Mysterious talking leaves–oh my.

More than a Gutenberg, Sequoyah was a Leonardo, an inventor who created not just an invention, but modernity. It is hard to find in all of recorded history as dramatic a transformation of a people in such a brief period of time. It unleashed an outpouring of notes, letters, essays, records, reports, newspapers, Bible translations, books. It was remarkable, a miracle.

The Miraculous Sequoyah Creates Modernity–this title must be utilized somewhere . . . perhaps the children’s book version.

The Ridge was typical of the rising class of mixed-bloods, as his fortunes rose in the new economy. Farming might have been women’s work, but he threw himself into it. Other Cherokee men raised livestock like the game of old, letting their cows and pigs roam freely and then hunting them down like bear and deer. The Ridge fenced his in, and bought African slaves to tend them.
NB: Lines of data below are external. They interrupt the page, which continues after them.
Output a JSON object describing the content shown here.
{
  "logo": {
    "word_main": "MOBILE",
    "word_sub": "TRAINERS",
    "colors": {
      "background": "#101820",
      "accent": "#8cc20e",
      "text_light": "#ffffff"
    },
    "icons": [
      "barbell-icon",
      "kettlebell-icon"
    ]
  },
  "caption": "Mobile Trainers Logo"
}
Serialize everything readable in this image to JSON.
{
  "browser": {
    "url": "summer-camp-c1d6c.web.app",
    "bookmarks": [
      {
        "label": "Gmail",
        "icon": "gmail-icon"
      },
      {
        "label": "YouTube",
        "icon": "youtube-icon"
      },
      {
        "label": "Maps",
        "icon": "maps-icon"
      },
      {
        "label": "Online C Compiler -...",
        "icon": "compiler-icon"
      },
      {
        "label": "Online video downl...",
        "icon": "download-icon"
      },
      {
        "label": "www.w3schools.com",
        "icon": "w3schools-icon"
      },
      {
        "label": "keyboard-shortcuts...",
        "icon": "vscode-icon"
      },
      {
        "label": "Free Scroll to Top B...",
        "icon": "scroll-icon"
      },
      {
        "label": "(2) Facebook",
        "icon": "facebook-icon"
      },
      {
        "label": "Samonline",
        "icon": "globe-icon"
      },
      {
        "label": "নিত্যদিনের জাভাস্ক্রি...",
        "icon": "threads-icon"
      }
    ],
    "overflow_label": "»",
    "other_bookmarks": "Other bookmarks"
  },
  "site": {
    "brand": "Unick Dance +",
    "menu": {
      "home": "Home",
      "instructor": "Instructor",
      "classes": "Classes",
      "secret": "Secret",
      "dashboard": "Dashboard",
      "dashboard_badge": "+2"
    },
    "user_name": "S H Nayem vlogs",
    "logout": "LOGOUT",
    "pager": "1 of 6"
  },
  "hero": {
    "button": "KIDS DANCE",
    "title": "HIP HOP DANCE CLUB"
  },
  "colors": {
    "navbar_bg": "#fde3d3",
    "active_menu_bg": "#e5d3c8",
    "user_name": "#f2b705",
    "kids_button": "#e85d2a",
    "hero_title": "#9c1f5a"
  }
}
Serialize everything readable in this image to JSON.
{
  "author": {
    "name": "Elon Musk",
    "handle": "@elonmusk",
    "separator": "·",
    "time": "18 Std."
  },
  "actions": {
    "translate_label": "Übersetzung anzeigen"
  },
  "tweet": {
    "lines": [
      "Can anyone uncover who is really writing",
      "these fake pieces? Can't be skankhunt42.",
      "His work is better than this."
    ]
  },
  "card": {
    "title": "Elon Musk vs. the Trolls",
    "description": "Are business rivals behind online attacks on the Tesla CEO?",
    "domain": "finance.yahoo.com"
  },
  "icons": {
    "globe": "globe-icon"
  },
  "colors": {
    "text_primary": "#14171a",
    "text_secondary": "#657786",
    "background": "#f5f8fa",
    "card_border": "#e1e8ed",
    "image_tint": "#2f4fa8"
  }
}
No simple country farmer, he sought to become a planter like the refined white gentlemen in light cotton suits he’d seen sipping lemonade on front porches at their plantations farther to the south in Georgia.

I wonder who else was typical of the rising class of mixed-bloods, out there doing women’s work and buying slaves, seeking refinement and lemonade. This paragraph alone can tell you why historical nonfiction/novels readership skews the direction it does.

While the Indians were skilled as scouts, trackers, horsemen, and sharpshooters, their greatest value may have been their fighting skills. Shaped by a warrior culture, most were used to violence, and they took to battle. Their long black hair spilling out from under their caps, their shoddy uniforms ill-fitting, their faces painted in harsh war colors, they surged into battle with a terrifying cry, equipped not just with army-issue rifles but also with hunting knives, tomahawks, and often, bows and arrows. Even when mounted on horses, they exhibited a deadly aim, and their arrows sank deep, leaving their victims as much astonished as agonized. They’d close fast, whip out a tomahawk to dispatch their man, then pounce on the corpse with a bowie knife to shear off a scalp to lift to the sky in triumph.

I’m just going to point you to what Debbie Reese had to say about this paragraph–she covers it well. Though a big part of me hopes you can already spot the issues held within.

Although Jace Weaver has been very vocal about his disapproval of the published work and how his name was utilized, neither Sedgwick or Simon and Schuster have responded to date. Not surprising.